Jeffro runs down his list of favorite concept albums, which is a pretty good excuse for me to go through some of mine. The order, of course, is chronological. I think.
Frank Sinatra, In the Wee Small Hours (1955)
There is, they say, a dark part of the soul where it’s always 4 AM. Frank knew this terrain as well as anyone, and his travel guide is at once informative and frightening. The cover art shows the man clearly not basking in his Chairman of the Board status: he’s alone on the streets of a city bigger and colder than he’d expected. “You lie awake and think about the girl / And never even think of counting sheep.” Been there, done entirely too much of that.
The Beach Boys, Pet Sounds (1966)
It’s not exactly clear whether this is intended purely as narrative, from beginning of love affair to the final breakup, or if it’s a metaphor for Brian Wilson’s undoing. Then again, Tony Asher did the lyrics, and he’s not saying. In the meantime, this is fearlessly beautiful stuff, though Capitol insisted that an actual hit single (this would be “Sloop John B”) be dropped in somewhere to insure some sales. They’ve sold me four copies so far.
The Moody Blues, Days of Future Passed (1967)
Just another day in the life of J. Random Everyman, provided Mr. Everyman has the London Festival Orchestra at his disposal.
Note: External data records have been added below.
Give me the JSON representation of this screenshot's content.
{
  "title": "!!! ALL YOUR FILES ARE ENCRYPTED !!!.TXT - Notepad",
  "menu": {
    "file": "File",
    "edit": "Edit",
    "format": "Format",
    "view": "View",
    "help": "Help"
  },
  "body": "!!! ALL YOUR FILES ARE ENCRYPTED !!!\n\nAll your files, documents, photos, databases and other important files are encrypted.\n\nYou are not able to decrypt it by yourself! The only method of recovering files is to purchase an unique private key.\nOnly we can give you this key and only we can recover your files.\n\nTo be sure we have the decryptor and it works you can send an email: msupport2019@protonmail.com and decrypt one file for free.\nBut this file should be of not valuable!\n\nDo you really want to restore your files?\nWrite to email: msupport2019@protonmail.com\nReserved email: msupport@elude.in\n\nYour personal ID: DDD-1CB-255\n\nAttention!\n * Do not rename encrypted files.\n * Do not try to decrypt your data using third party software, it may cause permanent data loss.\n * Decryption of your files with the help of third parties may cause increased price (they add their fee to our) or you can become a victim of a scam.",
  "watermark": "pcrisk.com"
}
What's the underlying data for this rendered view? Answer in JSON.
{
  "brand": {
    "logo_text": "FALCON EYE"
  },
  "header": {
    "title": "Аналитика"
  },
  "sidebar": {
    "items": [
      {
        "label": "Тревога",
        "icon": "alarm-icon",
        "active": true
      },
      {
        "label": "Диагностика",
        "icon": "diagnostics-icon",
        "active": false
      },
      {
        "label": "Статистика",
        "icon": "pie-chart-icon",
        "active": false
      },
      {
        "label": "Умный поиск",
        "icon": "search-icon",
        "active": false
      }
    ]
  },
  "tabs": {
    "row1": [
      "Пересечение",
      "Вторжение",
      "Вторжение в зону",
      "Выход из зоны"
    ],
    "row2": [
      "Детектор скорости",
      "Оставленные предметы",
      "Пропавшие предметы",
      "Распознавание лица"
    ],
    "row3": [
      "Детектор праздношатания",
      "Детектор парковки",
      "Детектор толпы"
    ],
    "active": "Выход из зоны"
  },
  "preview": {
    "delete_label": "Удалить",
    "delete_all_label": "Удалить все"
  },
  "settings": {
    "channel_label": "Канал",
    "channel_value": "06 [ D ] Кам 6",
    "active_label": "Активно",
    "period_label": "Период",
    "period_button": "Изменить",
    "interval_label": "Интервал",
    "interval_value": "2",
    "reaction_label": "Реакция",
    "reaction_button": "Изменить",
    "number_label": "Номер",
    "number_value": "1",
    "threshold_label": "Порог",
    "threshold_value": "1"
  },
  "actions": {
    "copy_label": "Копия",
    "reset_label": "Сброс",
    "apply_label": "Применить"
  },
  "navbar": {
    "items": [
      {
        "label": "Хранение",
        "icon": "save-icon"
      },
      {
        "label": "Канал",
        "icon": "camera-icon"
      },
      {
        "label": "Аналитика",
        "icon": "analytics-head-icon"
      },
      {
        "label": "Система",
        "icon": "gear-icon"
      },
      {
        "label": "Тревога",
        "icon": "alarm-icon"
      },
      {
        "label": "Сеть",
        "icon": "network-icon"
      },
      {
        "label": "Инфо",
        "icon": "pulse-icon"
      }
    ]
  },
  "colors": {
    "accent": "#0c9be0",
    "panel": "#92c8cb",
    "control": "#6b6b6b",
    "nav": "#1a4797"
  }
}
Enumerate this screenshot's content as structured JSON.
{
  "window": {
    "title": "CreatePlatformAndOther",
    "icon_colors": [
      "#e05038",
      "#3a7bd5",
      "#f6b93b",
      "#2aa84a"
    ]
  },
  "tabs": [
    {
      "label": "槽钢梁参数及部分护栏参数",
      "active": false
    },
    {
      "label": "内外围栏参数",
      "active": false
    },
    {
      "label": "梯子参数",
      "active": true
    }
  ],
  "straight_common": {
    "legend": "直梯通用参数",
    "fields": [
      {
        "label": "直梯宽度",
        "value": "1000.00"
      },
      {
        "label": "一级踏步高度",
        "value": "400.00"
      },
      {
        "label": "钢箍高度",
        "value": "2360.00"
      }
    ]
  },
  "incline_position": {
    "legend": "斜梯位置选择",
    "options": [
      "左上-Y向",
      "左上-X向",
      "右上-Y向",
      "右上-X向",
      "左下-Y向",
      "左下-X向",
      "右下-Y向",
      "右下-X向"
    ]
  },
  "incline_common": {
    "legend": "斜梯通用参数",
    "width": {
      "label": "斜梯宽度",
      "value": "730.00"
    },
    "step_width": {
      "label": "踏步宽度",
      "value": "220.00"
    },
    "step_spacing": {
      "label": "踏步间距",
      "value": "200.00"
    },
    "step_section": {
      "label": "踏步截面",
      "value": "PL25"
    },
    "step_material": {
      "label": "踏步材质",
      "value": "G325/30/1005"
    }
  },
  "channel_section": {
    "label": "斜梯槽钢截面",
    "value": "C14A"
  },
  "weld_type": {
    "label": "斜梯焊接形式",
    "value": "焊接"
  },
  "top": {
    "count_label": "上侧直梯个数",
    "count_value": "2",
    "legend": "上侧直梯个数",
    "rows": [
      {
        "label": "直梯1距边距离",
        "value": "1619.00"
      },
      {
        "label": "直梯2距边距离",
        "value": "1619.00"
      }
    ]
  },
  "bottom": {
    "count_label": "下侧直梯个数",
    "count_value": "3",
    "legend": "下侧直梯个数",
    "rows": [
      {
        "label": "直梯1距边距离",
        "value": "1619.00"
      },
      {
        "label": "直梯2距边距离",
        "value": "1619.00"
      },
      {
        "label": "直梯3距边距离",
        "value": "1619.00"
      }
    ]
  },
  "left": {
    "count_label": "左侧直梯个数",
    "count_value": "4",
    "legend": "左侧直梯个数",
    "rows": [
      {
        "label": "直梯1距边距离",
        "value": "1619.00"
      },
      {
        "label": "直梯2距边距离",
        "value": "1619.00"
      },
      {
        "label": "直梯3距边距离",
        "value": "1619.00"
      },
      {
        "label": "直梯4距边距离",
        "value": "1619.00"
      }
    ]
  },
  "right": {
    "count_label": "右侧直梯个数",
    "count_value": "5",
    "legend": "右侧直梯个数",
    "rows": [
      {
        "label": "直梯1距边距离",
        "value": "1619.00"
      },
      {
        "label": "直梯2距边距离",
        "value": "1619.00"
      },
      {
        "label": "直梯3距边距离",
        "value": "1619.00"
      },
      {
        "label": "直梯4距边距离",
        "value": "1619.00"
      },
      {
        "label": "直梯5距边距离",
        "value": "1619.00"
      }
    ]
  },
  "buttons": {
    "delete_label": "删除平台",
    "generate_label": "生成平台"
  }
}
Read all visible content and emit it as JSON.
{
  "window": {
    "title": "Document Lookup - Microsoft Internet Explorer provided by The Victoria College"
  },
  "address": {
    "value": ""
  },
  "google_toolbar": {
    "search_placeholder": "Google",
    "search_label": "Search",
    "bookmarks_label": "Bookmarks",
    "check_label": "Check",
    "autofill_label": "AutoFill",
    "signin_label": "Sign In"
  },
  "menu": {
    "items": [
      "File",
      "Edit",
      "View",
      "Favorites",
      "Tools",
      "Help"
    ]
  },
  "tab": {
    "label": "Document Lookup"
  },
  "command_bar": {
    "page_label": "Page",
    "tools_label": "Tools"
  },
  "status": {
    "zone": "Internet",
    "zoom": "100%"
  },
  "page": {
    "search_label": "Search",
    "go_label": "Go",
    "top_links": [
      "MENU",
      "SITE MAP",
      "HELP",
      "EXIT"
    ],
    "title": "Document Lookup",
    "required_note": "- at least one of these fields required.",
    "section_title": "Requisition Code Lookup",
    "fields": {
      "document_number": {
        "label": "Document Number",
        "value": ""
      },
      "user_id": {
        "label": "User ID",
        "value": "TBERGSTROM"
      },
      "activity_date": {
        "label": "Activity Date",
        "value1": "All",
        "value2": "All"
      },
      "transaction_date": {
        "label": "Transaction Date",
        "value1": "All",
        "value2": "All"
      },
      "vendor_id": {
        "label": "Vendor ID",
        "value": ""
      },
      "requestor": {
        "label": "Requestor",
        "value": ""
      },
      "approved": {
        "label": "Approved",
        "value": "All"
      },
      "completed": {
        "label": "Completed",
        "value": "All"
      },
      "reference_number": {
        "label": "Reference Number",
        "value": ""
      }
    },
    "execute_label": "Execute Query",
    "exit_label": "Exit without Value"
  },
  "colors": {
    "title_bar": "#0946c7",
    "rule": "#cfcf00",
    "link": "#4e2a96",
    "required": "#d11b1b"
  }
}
This sounded nothing like the original Moodies big-beat stuff like “Go Now,” leaving both fans and their record label perplexed, and the Graeme Edge spoken-word bits have that patented “oh, it’s so true” synthetic pathos, but the music is so gorgeous that I didn’t care then and I don’t care now. Besides, anything that closes with “Nights in White Satin” can’t be all bad.
The Who, The Who Sell Out (1967)
It’s a pirate radio broadcast and a mockery of middle-class England, all in one. More to the point, it’s a fabulous collection of songs, and its failure to sell in vast quantities pushed Pete Townshend toward the notion that maybe he’d be better off writing more thematically-connected stuff instead of mere hit singles. In other words, were it not for Sell Out, you’d never have had Tommy or Quadrophenia.
Jethro Tull, Thick as a Brick (1972)
The LP version of this opens out into a full-size broadsheet newspaper, which is concept enough. But Ian Anderson has two more axes to grind: in his guise as Boy Poet Gerald “Little Milton” Bostock, he gets to rail about man’s inhumanity to man and all that good stuff, while on the musical level, Anderson is sending up all those prog albums with three or four songs by issuing an album with one song. Benefit was better from the purely-musical standpoint, and Aqualung did a better job of denouncing things, but TAAB is sui generis.
David Bowie, The Rise and Fall of Ziggy Stardust and the Spiders from Mars (1972)
Not even Major Tom dreamed this big: “There’s a starman waiting in the sky / He’s told us not to blow it / Cause he knows it’s all worthwhile.” One of the oldest stories ever to be told, and yet evergreen. How Bowie got from here to “Fame” is anybody’s guess.
Pink Floyd, The Dark Side of the Moon (1973)
Lyricist Roger Waters points to “the sun and the moon, the light and the dark, the good and the bad, the life force as opposed to the death force” as motivating themes, and any similarity to the scary downward spiral of original Floyd frontman Syd Barrett may or may not be coincidental. Besides, there is no dark side of the moon: as a matter of fact, it’s all dark. Says so right on the record.
Rick Wakeman, The Six Wives of Henry VIII (1973)
As concepts go, this is one of the most obvious: one track, one interpretation, for each of six women. I’ve always wondered if Wakeman had originally intended the pieces to be in chronological order; he does start with Catherine of Aragon, and he ends with Catherine Parr, but things are shuffled in between, and musically, it seems to flow better that way. “Jane Seymour” (third wife, fourth track) may be the best actual representation, its subdued grace very much like Jane herself.
The Alan Parsons Project, Eve (1979)
This earns its place, not because it’s one of the stronger Project albums it isn’t but because the line between frustration and misogyny is revealed herein to be rather more difficult to establish than you’d think, a premise you’re not likely to find explored elsewhere. Besides, Clare Torry, who sings lead on “Don’t Look Back” here, is the wondrous wordless voice on “The Great Gig in the Sky” on DSOTM, insuring Eve’s inclusion here.
Nine Inch Nails, Year Zero (2007)
“Zero,” in this case, equals 2022, at which time the former United States of America, having been repeatedly attacked by terrorists, is replaced with a theocracy with more or less absolute control over the populace. If this sounds even more abrasive than your standard Trent Reznor rants, well, wait ’til you see it on HBO.
In a pinch I could probably come up with ten or twenty more, but I figure sooner or later someone else will post a list for your dining and dancing pleasure.
Addendum: And by “someone else,” I mean Michele, the one person I really hoped would post a list. (And I would defend the inclusion of The Black Parade by My Chemical Romance, which has been getting some listening-post time around here.)